• **PROBLEM**
Scan the records for "more". Report each line that includes it.

• **TASK INPUT**
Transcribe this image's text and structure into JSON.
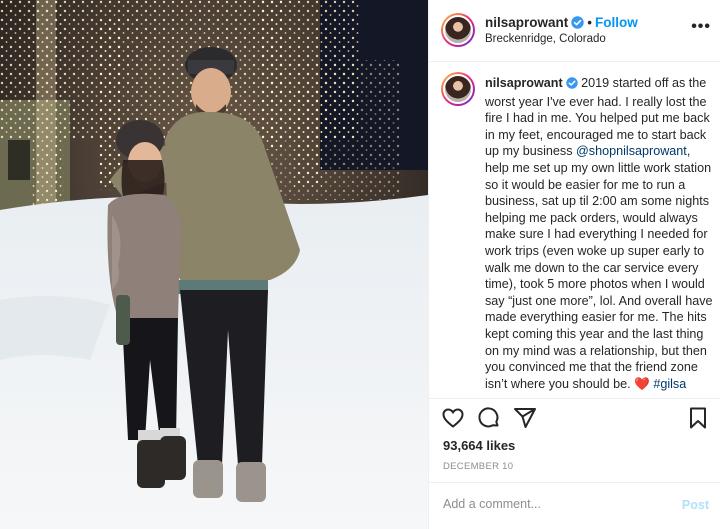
{
  "post": {
    "username": "nilsaprowant",
    "follow_label": "Follow",
    "location": "Breckenridge, Colorado",
    "caption": {
      "username": "nilsaprowant",
      "text_before_mention": " 2019 started off as the worst year I've ever had. I really lost the fire I had in me. You helped put me back in my feet, encouraged me to start back up my business ",
      "mention": "@shopnilsaprowant",
      "text_after_mention": ", help me set up my own little work station so it would be easier for me to run a business, sat up til 2:00 am some nights helping me pack orders, would always make sure I had everything I needed for work trips (even woke up super early to walk me down to the car service every time), took 5 more photos when I would say “just one more”, lol. And overall have made everything easier for me. The hits kept coming this year and the last thing on my mind was a relationship, but then you convinced me that the friend zone isn’t where you should be. ",
      "emoji": "❤️",
      "hashtag": "#gilsa"
    },
    "likes": "93,664 likes",
    "date": "DECEMBER 10",
    "comment_placeholder": "Add a comment...",
    "post_label": "Post",
    "colors": {
      "link_blue": "#0095f6",
      "mention_blue": "#00376b",
      "muted": "#8e8e8e",
      "post_disabled": "#b2dffc"
    },
    "icons": [
      "verified-badge-icon",
      "more-options-icon",
      "heart-icon",
      "comment-icon",
      "share-icon",
      "bookmark-icon"
    ]
  }
}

• **SOLUTION FOR THIS EXERCISE**
      "text_after_mention": ", help me set up my own little work station so it would be easier for me to run a business, sat up til 2:00 am some nights helping me pack orders, would always make sure I had everything I needed for work trips (even woke up super early to walk me down to the car service every time), took 5 more photos when I would say “just one more”, lol. And overall have made everything easier for me. The hits kept coming this year and the last thing on my mind was a relationship, but then you convinced me that the friend zone isn’t where you should be. ",
      "more-options-icon",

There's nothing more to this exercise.